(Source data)
═══

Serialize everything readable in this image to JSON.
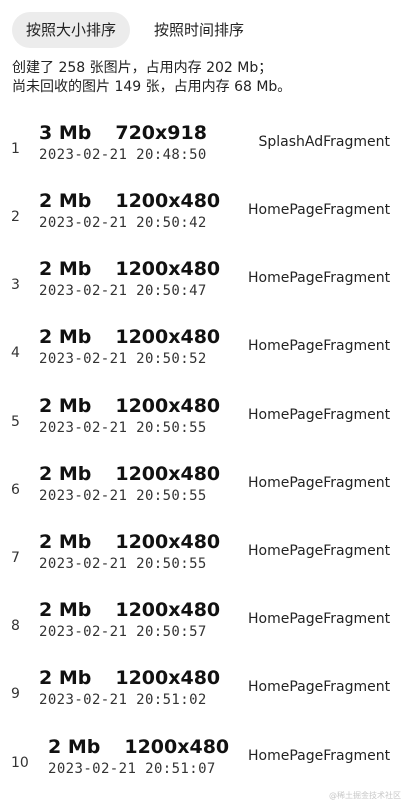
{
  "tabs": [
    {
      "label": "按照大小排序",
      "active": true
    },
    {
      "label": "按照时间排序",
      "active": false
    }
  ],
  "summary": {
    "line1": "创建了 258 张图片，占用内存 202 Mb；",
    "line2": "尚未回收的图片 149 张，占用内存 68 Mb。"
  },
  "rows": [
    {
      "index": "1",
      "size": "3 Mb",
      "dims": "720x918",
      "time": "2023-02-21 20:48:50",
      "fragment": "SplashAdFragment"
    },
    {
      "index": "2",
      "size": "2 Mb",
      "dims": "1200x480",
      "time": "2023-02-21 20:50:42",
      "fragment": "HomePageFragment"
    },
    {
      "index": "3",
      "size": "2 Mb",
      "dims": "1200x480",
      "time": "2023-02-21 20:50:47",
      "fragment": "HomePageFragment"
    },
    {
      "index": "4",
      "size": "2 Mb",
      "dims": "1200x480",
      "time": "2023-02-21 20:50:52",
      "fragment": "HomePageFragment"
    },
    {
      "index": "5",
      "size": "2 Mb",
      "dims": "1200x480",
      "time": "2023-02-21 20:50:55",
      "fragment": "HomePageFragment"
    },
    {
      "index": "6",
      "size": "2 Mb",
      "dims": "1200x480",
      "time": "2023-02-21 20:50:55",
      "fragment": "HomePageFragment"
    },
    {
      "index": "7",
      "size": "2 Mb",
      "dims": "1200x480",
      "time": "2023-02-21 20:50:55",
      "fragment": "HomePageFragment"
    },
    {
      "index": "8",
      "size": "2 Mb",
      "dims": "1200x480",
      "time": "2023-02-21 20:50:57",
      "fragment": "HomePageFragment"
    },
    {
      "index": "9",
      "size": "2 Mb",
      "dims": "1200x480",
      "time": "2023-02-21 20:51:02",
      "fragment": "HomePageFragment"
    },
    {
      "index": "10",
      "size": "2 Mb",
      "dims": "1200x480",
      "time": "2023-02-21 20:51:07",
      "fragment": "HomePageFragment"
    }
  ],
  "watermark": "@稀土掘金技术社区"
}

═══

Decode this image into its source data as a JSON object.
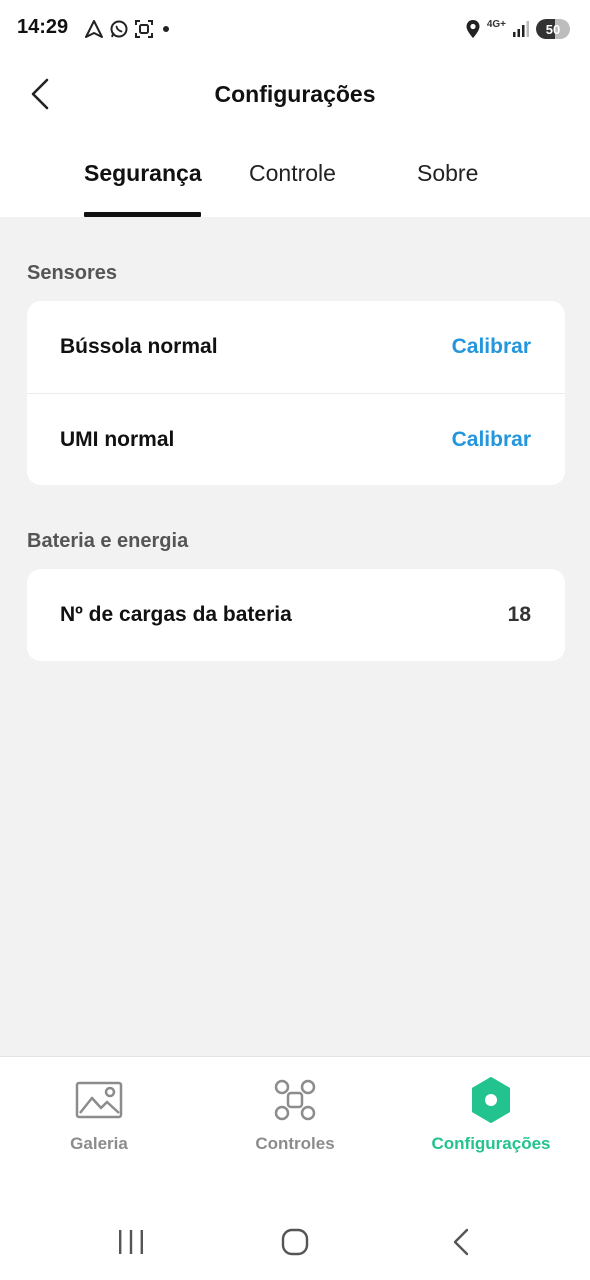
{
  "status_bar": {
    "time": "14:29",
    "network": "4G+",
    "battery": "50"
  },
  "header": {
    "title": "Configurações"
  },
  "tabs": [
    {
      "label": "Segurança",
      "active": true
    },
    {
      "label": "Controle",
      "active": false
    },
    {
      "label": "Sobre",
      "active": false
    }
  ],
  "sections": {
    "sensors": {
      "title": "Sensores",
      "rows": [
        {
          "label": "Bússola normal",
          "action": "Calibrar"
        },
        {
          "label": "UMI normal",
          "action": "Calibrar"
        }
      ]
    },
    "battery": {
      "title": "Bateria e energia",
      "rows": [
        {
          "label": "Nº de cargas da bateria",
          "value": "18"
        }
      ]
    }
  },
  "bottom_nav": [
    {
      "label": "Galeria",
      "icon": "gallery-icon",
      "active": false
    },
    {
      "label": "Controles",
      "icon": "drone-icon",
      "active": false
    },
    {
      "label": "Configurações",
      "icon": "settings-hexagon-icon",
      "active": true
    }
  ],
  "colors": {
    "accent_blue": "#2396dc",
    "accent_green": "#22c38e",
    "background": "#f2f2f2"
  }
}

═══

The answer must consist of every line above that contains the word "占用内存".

    "line1": "创建了 258 张图片，占用内存 202 Mb；",
    "line2": "尚未回收的图片 149 张，占用内存 68 Mb。"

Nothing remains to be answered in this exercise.